Segment Open
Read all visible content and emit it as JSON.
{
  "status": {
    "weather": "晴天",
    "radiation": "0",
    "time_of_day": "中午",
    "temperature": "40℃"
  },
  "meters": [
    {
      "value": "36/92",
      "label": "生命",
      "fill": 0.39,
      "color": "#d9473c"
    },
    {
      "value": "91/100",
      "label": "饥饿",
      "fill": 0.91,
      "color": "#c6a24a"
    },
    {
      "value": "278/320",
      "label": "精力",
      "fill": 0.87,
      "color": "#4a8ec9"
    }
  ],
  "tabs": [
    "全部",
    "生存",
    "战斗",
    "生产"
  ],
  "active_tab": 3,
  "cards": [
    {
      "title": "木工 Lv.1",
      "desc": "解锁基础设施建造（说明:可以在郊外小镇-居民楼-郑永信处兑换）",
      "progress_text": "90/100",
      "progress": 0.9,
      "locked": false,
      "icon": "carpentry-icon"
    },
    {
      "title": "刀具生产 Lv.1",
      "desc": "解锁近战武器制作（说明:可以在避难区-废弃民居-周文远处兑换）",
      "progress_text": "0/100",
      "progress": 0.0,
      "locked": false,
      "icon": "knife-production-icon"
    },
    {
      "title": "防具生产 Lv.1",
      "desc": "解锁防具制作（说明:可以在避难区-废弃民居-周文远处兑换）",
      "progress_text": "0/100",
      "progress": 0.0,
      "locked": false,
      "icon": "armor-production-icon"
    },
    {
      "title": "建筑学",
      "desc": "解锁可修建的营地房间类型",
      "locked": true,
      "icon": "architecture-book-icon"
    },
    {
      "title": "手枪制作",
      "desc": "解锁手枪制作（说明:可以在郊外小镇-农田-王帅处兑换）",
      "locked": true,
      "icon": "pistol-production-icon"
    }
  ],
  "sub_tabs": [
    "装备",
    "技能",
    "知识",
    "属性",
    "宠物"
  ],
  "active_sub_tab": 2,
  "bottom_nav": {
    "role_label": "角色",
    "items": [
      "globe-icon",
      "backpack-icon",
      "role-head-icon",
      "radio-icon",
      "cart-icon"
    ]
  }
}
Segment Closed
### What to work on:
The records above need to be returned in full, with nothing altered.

### Response:
Read all visible content and emit it as JSON.
{
  "status": {
    "weather": "晴天",
    "radiation": "0",
    "time_of_day": "中午",
    "temperature": "40℃"
  },
  "meters": [
    {
      "value": "36/92",
      "label": "生命",
      "fill": 0.39,
      "color": "#d9473c"
    },
    {
      "value": "91/100",
      "label": "饥饿",
      "fill": 0.91,
      "color": "#c6a24a"
    },
    {
      "value": "278/320",
      "label": "精力",
      "fill": 0.87,
      "color": "#4a8ec9"
    }
  ],
  "tabs": [
    "全部",
    "生存",
    "战斗",
    "生产"
  ],
  "active_tab": 3,
  "cards": [
    {
      "title": "木工 Lv.1",
      "desc": "解锁基础设施建造（说明:可以在郊外小镇-居民楼-郑永信处兑换）",
      "progress_text": "90/100",
      "progress": 0.9,
      "locked": false,
      "icon": "carpentry-icon"
    },
    {
      "title": "刀具生产 Lv.1",
      "desc": "解锁近战武器制作（说明:可以在避难区-废弃民居-周文远处兑换）",
      "progress_text": "0/100",
      "progress": 0.0,
      "locked": false,
      "icon": "knife-production-icon"
    },
    {
      "title": "防具生产 Lv.1",
      "desc": "解锁防具制作（说明:可以在避难区-废弃民居-周文远处兑换）",
      "progress_text": "0/100",
      "progress": 0.0,
      "locked": false,
      "icon": "armor-production-icon"
    },
    {
      "title": "建筑学",
      "desc": "解锁可修建的营地房间类型",
      "locked": true,
      "icon": "architecture-book-icon"
    },
    {
      "title": "手枪制作",
      "desc": "解锁手枪制作（说明:可以在郊外小镇-农田-王帅处兑换）",
      "locked": true,
      "icon": "pistol-production-icon"
    }
  ],
  "sub_tabs": [
    "装备",
    "技能",
    "知识",
    "属性",
    "宠物"
  ],
  "active_sub_tab": 2,
  "bottom_nav": {
    "role_label": "角色",
    "items": [
      "globe-icon",
      "backpack-icon",
      "role-head-icon",
      "radio-icon",
      "cart-icon"
    ]
  }
}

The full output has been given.